Avastin Approval Withdrawn
This is clearly today's big news about breast cancer. In some ways, the FDA's announcement yesterday that it is withdrawing its approval of Avastin as a treatment for advanced/metastatic/Stage IV breast cancer is anti-climactic. You will recall that an Advisory Panel made this recommendation several months ago. However, the formal announcement is the end of the prcoess.
What does this mean for us? Avastin is still approved and available for the treatment of some other kinds of cancer, and that means that it is still "out there" and can be used to treat breast cancer. However, and this is a big "however", it is likely that Medicare and other insurance companies will no longer pay for its use for advanced breast cancer. Since a year's worth of treatment costs close to $100,000, this is a big deal. In Massachusetts, this is not an issue as our state (Hurray for us) prohibits insurance companies refusing to pay for drugs used "off line"( which is what this would be called). In most of the country, however, this is not the case.
This was a painful and difficult and highly pressured decision for the FDA. The evidence was the avastin does not prolong life for women with metastatic breast cancer, and may even hasten death with a couple of potentially life-ending side effects. There do indeed seem to be women for whom it is helpful, and the ongoing research will try to find ways to identify who they are.
This is from the New York Times.
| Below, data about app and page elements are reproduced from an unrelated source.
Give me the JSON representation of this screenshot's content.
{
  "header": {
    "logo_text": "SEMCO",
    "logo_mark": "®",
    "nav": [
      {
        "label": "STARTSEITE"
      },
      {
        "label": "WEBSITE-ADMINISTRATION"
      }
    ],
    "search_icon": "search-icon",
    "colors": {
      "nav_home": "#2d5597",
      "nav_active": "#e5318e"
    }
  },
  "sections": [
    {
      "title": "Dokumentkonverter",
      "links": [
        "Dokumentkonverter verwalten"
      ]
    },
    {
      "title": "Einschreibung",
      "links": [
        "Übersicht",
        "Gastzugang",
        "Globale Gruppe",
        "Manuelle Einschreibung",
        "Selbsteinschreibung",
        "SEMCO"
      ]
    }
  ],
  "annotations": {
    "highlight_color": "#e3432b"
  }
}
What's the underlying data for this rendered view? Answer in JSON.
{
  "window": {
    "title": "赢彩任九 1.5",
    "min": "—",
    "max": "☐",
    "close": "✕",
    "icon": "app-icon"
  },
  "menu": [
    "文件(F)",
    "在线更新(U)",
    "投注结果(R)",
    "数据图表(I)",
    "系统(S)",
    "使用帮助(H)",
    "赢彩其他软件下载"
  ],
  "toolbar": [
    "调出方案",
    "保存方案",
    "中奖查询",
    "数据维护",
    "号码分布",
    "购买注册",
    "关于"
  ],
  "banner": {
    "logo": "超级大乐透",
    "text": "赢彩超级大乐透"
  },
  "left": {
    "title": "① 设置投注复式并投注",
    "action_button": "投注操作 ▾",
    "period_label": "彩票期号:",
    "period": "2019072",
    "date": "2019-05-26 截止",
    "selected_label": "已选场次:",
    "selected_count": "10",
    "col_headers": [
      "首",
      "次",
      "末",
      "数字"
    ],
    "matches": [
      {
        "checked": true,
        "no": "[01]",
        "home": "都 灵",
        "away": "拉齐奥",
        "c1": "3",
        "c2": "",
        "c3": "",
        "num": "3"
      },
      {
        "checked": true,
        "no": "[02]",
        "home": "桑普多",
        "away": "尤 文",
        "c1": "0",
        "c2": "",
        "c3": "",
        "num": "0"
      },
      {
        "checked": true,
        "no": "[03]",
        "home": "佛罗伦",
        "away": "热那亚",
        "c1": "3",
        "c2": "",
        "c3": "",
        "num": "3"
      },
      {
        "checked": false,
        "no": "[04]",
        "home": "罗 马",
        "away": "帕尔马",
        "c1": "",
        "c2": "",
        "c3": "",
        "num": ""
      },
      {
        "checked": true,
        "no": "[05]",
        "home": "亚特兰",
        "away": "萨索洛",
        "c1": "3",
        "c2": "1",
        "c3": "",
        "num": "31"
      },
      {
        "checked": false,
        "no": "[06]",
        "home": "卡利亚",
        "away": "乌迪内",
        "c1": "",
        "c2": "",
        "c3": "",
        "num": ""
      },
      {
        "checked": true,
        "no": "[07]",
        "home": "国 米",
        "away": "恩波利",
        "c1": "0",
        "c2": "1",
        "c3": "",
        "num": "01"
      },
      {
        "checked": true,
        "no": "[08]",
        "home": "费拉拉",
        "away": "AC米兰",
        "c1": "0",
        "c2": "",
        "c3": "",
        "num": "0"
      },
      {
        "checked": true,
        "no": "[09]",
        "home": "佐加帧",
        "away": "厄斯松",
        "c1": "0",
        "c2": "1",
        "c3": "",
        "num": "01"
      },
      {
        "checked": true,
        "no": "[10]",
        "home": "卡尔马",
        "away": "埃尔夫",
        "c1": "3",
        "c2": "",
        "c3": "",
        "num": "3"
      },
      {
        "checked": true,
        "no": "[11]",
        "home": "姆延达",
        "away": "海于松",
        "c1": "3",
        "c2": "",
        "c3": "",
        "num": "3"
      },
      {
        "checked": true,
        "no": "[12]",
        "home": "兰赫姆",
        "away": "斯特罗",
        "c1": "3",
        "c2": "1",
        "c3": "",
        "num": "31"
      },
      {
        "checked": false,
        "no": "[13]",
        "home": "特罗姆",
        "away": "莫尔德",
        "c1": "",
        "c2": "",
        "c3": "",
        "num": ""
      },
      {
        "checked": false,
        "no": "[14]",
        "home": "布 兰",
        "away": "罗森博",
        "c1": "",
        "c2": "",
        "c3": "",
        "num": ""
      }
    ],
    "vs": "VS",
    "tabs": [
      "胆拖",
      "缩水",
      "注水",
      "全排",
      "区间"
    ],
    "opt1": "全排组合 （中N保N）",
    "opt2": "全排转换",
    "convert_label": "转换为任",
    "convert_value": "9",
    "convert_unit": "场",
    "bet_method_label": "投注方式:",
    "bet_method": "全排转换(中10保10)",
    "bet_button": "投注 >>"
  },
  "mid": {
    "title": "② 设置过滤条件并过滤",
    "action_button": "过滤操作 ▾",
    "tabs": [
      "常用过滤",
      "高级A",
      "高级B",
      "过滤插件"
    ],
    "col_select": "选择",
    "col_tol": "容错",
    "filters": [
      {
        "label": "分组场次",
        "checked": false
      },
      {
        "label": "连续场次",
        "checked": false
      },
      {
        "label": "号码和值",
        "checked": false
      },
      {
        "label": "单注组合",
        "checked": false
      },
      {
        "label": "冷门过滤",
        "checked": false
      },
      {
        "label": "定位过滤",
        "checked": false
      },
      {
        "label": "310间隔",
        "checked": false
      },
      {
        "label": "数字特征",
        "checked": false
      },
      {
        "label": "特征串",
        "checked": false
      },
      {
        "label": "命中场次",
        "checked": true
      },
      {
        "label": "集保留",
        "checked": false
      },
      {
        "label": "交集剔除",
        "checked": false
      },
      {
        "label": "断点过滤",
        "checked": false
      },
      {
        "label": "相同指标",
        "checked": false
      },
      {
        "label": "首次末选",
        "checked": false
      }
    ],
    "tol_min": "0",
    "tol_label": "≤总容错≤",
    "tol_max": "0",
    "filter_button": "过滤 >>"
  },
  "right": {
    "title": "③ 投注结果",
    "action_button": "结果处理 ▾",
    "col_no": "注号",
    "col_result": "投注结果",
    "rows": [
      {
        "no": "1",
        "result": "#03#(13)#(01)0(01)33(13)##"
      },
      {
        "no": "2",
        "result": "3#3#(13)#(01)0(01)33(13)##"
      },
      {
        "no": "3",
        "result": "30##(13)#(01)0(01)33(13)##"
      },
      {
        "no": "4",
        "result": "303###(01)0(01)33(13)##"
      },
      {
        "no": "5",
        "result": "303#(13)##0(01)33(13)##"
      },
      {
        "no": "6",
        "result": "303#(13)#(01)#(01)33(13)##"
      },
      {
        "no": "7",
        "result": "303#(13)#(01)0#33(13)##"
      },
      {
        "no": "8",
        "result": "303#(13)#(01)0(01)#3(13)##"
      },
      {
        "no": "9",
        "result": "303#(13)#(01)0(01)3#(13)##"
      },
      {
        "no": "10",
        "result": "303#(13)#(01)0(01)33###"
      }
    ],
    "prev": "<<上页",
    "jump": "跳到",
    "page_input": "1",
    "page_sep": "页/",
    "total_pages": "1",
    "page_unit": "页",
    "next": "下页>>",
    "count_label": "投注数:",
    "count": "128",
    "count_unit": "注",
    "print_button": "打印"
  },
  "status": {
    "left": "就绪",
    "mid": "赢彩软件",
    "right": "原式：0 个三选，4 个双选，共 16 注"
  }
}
Per usual, I give you the beginning and then a link:
F.D.A. Revokes Approval of Avastin for Use as Breast Cancer Drug
Published: November 18, 2011The commissioner of the Food and Drug Administration on Friday revoked the approval of the drug Avastin as a treatment for breast cancer, ruling on an emotional issue that pitted the hopes of some desperate patients against the statistics of clinical trials.
The commissioner, Dr. Margaret A. Hamburg, said that clinical trials had shown that the drug was not helping breast cancer patients to live longer or to meaningfully control theirtumors, but did expose them to potentially serious side effects like severe high blood pressure and hemorrhaging.
"Sometimes, despite the hopes of investigators, patients, industry and even the F.D.A. itself, the results of rigorous testing can be disappointing," Dr. Hamburg told reporters Friday. "This is the case with Avastin when used for the treatment of metastatic breast cancer."http://tinyurl.com/83yohte